- TASK STATEMENT -
Wherever the string "Print" turns up in the data, copy the whole line.

Content starts

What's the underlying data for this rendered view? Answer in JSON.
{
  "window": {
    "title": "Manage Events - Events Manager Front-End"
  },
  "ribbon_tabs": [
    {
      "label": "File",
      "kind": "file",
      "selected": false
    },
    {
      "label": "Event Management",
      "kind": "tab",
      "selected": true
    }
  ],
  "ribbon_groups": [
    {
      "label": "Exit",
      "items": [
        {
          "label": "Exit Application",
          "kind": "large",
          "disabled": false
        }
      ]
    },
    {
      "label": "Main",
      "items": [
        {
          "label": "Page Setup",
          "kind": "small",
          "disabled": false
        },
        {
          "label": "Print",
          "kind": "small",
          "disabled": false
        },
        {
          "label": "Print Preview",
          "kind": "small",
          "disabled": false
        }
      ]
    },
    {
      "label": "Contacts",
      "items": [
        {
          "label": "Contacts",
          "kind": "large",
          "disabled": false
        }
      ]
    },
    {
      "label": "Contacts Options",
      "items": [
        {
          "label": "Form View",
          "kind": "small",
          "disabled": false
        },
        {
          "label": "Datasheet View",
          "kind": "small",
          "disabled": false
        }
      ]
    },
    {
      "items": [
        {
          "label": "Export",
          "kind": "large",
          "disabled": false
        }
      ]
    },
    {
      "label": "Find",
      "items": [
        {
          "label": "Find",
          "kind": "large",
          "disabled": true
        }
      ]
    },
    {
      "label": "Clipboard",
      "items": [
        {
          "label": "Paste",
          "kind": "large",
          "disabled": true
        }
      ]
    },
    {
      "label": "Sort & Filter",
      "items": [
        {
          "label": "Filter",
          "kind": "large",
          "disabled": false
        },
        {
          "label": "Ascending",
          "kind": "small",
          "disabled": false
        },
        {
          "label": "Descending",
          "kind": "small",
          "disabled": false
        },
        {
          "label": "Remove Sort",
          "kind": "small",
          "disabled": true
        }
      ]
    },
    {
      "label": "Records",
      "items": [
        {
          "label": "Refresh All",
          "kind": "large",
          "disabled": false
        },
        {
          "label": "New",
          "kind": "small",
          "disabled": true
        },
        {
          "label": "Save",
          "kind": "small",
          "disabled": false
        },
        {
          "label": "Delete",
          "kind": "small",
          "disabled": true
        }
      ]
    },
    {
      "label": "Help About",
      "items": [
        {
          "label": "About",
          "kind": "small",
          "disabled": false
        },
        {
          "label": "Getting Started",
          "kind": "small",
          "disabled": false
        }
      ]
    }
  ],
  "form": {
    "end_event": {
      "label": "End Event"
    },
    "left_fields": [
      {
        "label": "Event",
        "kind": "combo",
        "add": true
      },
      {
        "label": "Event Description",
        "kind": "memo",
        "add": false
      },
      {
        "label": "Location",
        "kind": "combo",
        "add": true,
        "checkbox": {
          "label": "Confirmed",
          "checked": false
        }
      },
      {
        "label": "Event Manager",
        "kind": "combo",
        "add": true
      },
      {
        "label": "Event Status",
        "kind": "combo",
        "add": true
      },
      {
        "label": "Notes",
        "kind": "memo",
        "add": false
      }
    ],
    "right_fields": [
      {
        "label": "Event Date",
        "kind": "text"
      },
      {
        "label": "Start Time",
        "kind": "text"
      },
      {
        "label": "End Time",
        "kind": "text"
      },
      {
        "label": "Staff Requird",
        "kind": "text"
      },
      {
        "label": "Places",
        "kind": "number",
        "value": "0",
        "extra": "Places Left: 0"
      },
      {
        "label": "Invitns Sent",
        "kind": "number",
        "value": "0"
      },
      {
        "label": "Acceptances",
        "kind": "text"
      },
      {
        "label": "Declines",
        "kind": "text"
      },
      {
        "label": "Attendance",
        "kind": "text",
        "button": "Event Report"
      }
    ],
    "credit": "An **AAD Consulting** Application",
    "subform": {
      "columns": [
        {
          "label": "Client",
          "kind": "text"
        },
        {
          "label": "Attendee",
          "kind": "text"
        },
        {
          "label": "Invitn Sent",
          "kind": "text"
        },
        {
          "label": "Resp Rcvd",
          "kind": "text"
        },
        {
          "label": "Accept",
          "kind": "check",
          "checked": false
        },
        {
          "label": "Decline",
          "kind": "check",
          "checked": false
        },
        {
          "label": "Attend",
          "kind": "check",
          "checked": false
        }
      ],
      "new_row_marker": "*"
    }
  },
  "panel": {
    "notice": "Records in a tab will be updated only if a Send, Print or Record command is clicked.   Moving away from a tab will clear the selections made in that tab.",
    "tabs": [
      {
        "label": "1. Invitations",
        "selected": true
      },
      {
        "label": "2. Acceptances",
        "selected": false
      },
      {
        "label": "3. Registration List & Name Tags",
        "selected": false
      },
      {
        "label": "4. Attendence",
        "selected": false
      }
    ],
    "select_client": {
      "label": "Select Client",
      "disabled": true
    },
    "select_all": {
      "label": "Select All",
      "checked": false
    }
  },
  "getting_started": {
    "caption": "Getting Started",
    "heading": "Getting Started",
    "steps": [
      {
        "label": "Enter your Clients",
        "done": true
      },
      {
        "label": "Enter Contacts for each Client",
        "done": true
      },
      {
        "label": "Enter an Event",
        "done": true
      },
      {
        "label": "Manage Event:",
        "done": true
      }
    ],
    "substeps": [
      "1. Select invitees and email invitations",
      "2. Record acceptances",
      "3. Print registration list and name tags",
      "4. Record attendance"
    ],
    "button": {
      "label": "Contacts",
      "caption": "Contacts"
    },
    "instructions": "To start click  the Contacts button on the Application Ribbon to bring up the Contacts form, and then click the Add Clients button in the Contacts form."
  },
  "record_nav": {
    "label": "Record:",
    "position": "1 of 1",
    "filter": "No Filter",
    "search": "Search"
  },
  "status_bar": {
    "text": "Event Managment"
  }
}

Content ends

- ANSWER FOR THE TASK -
          "label": "Print",
          "label": "Print Preview",
    "notice": "Records in a tab will be updated only if a Send, Print or Record command is clicked.   Moving away from a tab will clear the selections made in that tab.",
      "3. Print registration list and name tags",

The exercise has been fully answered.